- Directions
When you reach a picture, leave it out; output everything else in the records exactly.

** Opening Data for analysis block **

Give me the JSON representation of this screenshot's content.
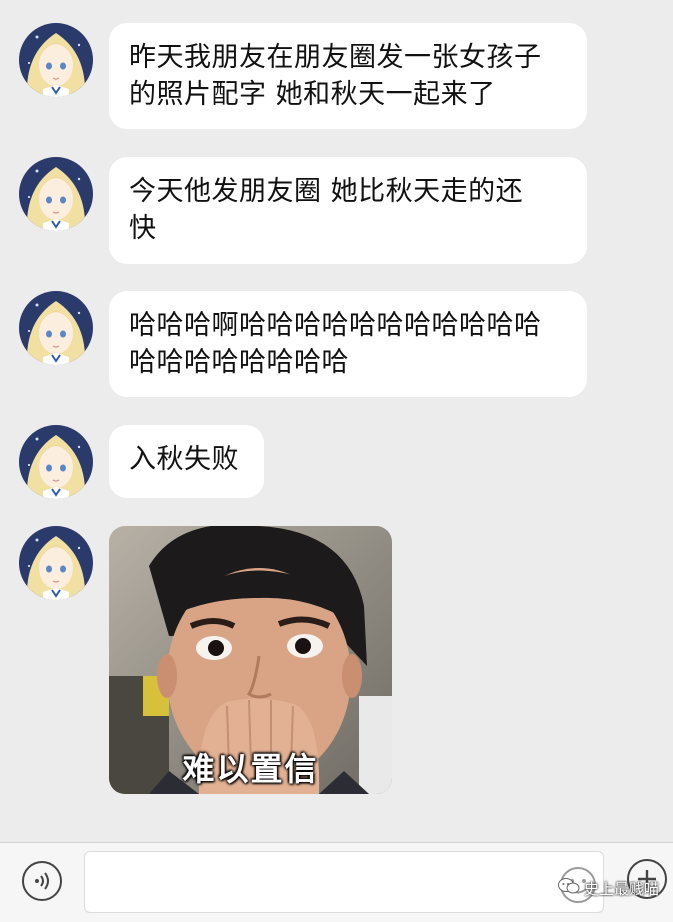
{
  "messages": [
    {
      "type": "text",
      "lines": [
        "昨天我朋友在朋友圈发一张女孩子",
        "的照片配字 她和秋天一起来了"
      ]
    },
    {
      "type": "text",
      "lines": [
        "今天他发朋友圈 她比秋天走的还",
        "快"
      ]
    },
    {
      "type": "text",
      "lines": [
        "哈哈哈啊哈哈哈哈哈哈哈哈哈哈哈",
        "哈哈哈哈哈哈哈哈"
      ]
    },
    {
      "type": "text",
      "lines": [
        "入秋失败"
      ]
    },
    {
      "type": "sticker",
      "caption": "难以置信"
    }
  ],
  "input_bar": {
    "voice_icon": "voice-icon",
    "emoji_icon": "emoji-icon",
    "plus_icon": "plus-icon"
  },
  "watermark": {
    "text": "史上最贱喵"
  },
  "colors": {
    "background": "#ececec",
    "bubble": "#ffffff",
    "input_bar": "#f6f6f6"
  }
}
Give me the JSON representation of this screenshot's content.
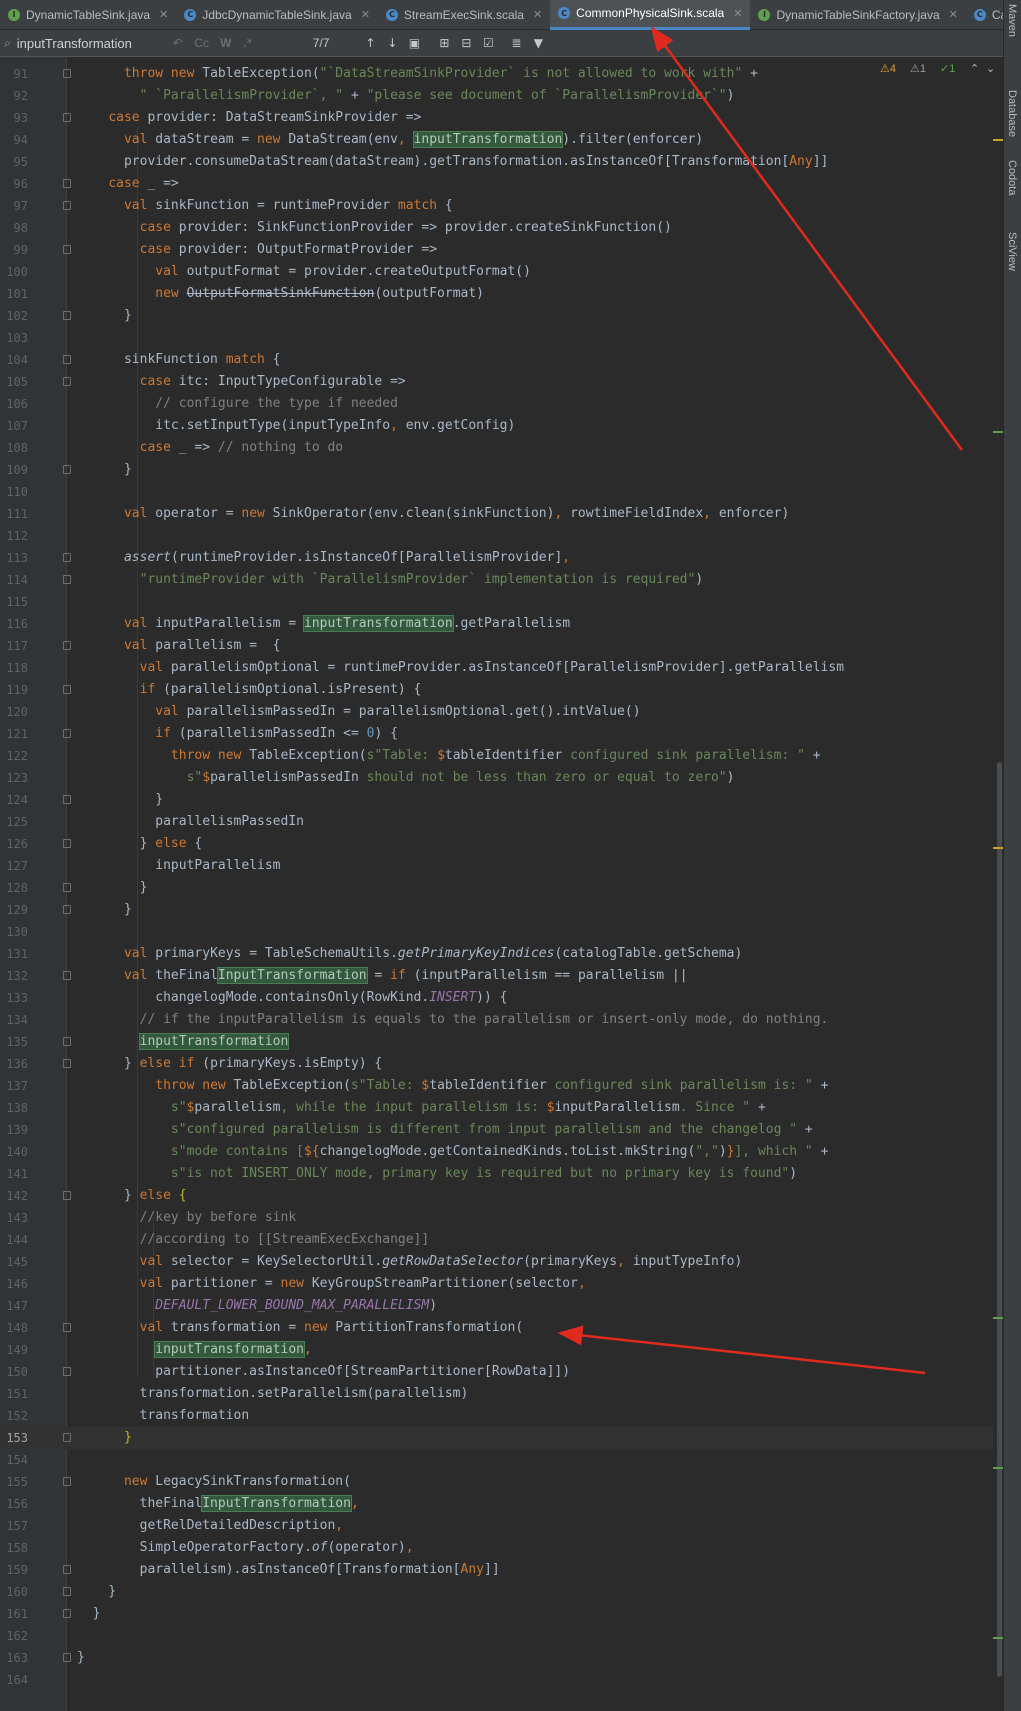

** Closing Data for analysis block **

- Response below
Give me the JSON representation of this screenshot's content.
{
  "messages": [
    {
      "type": "text",
      "lines": [
        "昨天我朋友在朋友圈发一张女孩子",
        "的照片配字 她和秋天一起来了"
      ]
    },
    {
      "type": "text",
      "lines": [
        "今天他发朋友圈 她比秋天走的还",
        "快"
      ]
    },
    {
      "type": "text",
      "lines": [
        "哈哈哈啊哈哈哈哈哈哈哈哈哈哈哈",
        "哈哈哈哈哈哈哈哈"
      ]
    },
    {
      "type": "text",
      "lines": [
        "入秋失败"
      ]
    },
    {
      "type": "sticker",
      "caption": "难以置信"
    }
  ],
  "input_bar": {
    "voice_icon": "voice-icon",
    "emoji_icon": "emoji-icon",
    "plus_icon": "plus-icon"
  },
  "watermark": {
    "text": "史上最贱喵"
  },
  "colors": {
    "background": "#ececec",
    "bubble": "#ffffff",
    "input_bar": "#f6f6f6"
  }
}
Give me the JSON representation of this screenshot's content.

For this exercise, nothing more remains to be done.